plete, or up to date. The laws of different jurisdictions may be entirely different
from what is described in this chapter. The authors will not be responsible for any
action or failure to act in reliance on the information in this chapter. In addition,
this information is not intended to create, and receipt of it does not constitute, an
496 The Back Office: Efficient Firm Operations
the right way can help professional services providers run their businesses
more effectively and see legal services as a benefit to their businesses rather
than a painful, distracting cost. Thus, we explain in this chapter: (1) the most
common times (but not all the times) that the firm should solicit legal advice,
(2) how to select, and organize legal service providers, and (3) how to man-
age the relationship with your legal service providers.
When the Firm Needs a Lawyer
An important aspect of managing a professional services firm is successfully
navigating your way through the legal environment. When used properly, a
qualified lawyer can help you take advantage of the opportunities the legal
system provides, thereby helping you run your firm more effectively, as well
as minimizing the difficulties that present themselves from time to time. In
this section, we examine some of the situations in which the firm may want
to consult a lawyer. This is, of course, not a comprehensive list. Rather, we
intend to point out some of the more frequent situations in which a lawyer
can be useful. Naturally, a given firm may have many other major needs, de-
pending on the nature of the business and the specifics of the organization,
size, geography and other factors.
Organizing Your Firm
Organizing your business is a challenging task for which a lawyer can be very
valuable. The considerations when establishing and organizing your legal en-
tity are complex. As discussed in Chapter 3, the firmÔÇ™s management will be
presented with a variety of entity selections to evaluateÔÇ”corporations, part-
nerships, limited liability companies, and so onÔÇ”each with advantages and
disadvantages that must be considered. The choices you make during the for-
mation of your entity will have an impact on firm and partner tax liabilities,
personal liability, and other important issues. The specifics of taxes, liability
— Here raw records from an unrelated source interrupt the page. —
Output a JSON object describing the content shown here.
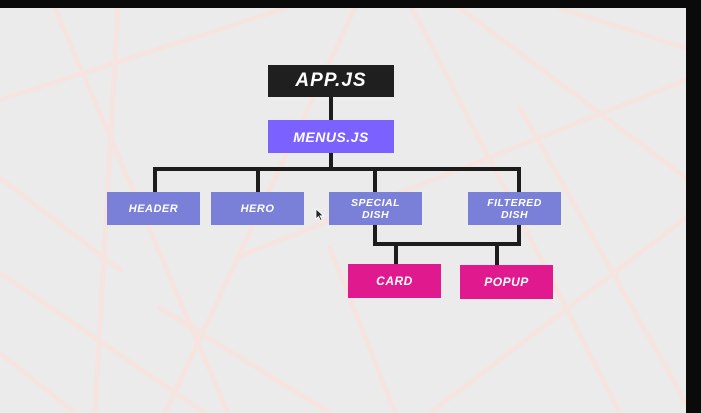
{
  "colors": {
    "root": "#1f1f1f",
    "parent": "#7b61ff",
    "child": "#7a7fd8",
    "grandchild": "#e0198f",
    "connector": "#1c1c1c",
    "background": "#ebebeb",
    "background_lines": "#f6e4e0"
  },
  "nodes": {
    "app": {
      "label": "APP.JS"
    },
    "menus": {
      "label": "MENUS.JS"
    },
    "header": {
      "label": "HEADER"
    },
    "hero": {
      "label": "HERO"
    },
    "special": {
      "line1": "SPECIAL",
      "line2": "DISH"
    },
    "filtered": {
      "line1": "FILTERED",
      "line2": "DISH"
    },
    "card": {
      "label": "CARD"
    },
    "popup": {
      "label": "POPUP"
    }
  },
  "edges": [
    [
      "app",
      "menus"
    ],
    [
      "menus",
      "header"
    ],
    [
      "menus",
      "hero"
    ],
    [
      "menus",
      "special"
    ],
    [
      "menus",
      "filtered"
    ],
    [
      "special",
      "card"
    ],
    [
      "filtered",
      "popup"
    ]
  ],
  "icons": {
    "cursor": "mouse-pointer-icon"
  }
}
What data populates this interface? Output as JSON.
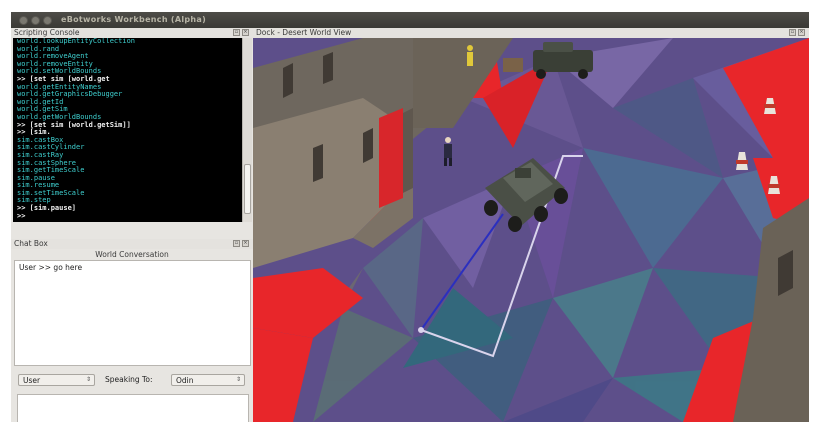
{
  "window": {
    "title": "eBotworks Workbench (Alpha)"
  },
  "scripting_console": {
    "title": "Scripting Console",
    "lines": [
      {
        "text": "world.lookupEntityCollection",
        "cmd": false
      },
      {
        "text": "world.rand",
        "cmd": false
      },
      {
        "text": "world.removeAgent",
        "cmd": false
      },
      {
        "text": "world.removeEntity",
        "cmd": false
      },
      {
        "text": "world.setWorldBounds",
        "cmd": false
      },
      {
        "text": ">> [set sim [world.get",
        "cmd": true
      },
      {
        "text": "world.getEntityNames",
        "cmd": false
      },
      {
        "text": "world.getGraphicsDebugger",
        "cmd": false
      },
      {
        "text": "world.getId",
        "cmd": false
      },
      {
        "text": "world.getSim",
        "cmd": false
      },
      {
        "text": "world.getWorldBounds",
        "cmd": false
      },
      {
        "text": ">> [set sim [world.getSim]]",
        "cmd": true
      },
      {
        "text": ">> [sim.",
        "cmd": true
      },
      {
        "text": "sim.castBox",
        "cmd": false
      },
      {
        "text": "sim.castCylinder",
        "cmd": false
      },
      {
        "text": "sim.castRay",
        "cmd": false
      },
      {
        "text": "sim.castSphere",
        "cmd": false
      },
      {
        "text": "sim.getTimeScale",
        "cmd": false
      },
      {
        "text": "sim.pause",
        "cmd": false
      },
      {
        "text": "sim.resume",
        "cmd": false
      },
      {
        "text": "sim.setTimeScale",
        "cmd": false
      },
      {
        "text": "sim.step",
        "cmd": false
      },
      {
        "text": ">> [sim.pause]",
        "cmd": true
      },
      {
        "text": ">>",
        "cmd": true
      }
    ]
  },
  "chat_box": {
    "title": "Chat Box",
    "conversation_title": "World Conversation",
    "messages": [
      "User >> go here"
    ],
    "from_value": "User",
    "speaking_to_label": "Speaking To:",
    "speaking_to_value": "Odin",
    "input_value": ""
  },
  "dock": {
    "title": "Dock - Desert World View"
  },
  "colors": {
    "floor_red": "#e8262a",
    "navmesh_purple": "#5d4f8a",
    "console_text": "#3fcfcf",
    "path_white": "#d9d4ec",
    "path_blue": "#2b2fbf"
  },
  "icons": [
    "window-close-icon",
    "window-minimize-icon",
    "window-maximize-icon",
    "panel-float-icon",
    "panel-close-icon",
    "combo-arrow-icon"
  ]
}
limits, and other relevant issues, however, are complex and vary by legal ju-
risdiction. Working with a lawyer can help you choose the best entity for
your specific set of circumstances.
Once you have chosen your entity type, you will need to work through a va-
riety of additional requirements associated with the set up of your entity.
These diverse requirements range from bylaws to shareholder agreements to
setting up the company checking account to a host of other checklist items.
Again, working with a lawyer who helps establish new businesses frequently
can help a new firm through the many complex issues associated with getting
set up. The lawyers will likely have checklists and standard operating prac-
tices that may help avoid large omissions during the process and promote the
efficient use of your time and money.
Employment Law Matters
In addition to seeking assistance in organizing your business, it is usually use-
ful and, in the long run, extremely cost effective, to consult a lawyer who can
guide you through the typical maze of rules and regulations that govern the
relationship between your business and the people who work for it. This part
of the chapter surveys some of the major topics and considerations you may
want to discuss with a lawyer.
INDEPENDENT CONTRACTORS VERSUS EMPLOYEES. If you need other
people to help you in your business, one of the first questions you should ad-
dress is whether it is more appropriate for you to hire employees or indepen-